Check every line below for the word "data" and copy the ones that have it.

*** Opening INPUT FOR THIS TASK ***

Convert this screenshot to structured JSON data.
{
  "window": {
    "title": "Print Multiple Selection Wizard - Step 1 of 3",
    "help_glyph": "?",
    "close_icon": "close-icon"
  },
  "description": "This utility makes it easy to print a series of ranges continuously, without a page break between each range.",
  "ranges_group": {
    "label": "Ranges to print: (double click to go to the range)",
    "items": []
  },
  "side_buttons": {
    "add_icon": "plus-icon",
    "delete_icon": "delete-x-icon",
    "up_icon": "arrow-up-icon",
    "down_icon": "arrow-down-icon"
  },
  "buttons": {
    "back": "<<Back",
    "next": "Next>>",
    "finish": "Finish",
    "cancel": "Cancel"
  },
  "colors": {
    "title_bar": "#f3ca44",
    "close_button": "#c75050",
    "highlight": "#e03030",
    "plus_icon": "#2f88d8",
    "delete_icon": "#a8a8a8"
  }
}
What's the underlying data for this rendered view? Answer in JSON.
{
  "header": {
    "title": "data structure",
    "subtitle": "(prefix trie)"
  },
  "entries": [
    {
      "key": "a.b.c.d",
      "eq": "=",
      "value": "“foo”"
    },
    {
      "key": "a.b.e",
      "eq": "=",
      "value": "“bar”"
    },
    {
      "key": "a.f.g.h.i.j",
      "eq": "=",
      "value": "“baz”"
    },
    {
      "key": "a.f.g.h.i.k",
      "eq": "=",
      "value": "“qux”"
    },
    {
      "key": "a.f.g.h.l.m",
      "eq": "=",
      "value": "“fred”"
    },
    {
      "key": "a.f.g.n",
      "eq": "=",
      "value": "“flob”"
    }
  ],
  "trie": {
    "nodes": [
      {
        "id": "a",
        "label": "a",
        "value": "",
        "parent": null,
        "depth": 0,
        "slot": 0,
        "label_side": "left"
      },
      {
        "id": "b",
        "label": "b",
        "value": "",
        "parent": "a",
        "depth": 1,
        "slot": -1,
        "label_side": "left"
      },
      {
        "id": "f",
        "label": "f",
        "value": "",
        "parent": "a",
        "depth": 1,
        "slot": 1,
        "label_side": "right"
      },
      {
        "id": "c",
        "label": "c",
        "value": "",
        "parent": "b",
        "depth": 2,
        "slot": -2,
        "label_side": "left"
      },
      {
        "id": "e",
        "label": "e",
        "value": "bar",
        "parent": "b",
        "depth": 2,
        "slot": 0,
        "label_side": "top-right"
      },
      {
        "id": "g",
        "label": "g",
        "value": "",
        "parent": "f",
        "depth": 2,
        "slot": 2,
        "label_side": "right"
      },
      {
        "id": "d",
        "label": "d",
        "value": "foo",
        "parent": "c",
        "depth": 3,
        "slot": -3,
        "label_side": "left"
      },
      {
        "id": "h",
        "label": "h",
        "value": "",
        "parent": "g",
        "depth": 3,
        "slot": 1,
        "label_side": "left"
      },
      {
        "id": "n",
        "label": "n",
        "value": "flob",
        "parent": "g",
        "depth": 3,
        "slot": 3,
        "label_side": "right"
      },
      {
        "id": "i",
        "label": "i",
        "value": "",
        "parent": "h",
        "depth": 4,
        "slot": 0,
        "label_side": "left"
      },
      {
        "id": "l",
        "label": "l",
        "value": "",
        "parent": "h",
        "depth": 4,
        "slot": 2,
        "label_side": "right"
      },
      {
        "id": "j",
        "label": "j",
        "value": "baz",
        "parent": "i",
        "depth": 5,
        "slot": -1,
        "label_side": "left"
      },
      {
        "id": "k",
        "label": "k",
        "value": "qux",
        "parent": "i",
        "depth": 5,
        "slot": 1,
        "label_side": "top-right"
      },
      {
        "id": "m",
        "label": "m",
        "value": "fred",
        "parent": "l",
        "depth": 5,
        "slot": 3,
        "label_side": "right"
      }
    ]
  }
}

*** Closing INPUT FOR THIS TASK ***

■ OUTPUT OF THE EXERCISE
Convert this screenshot to structured JSON data.
What's the underlying data for this rendered view? Answer in JSON.
    "title": "data structure",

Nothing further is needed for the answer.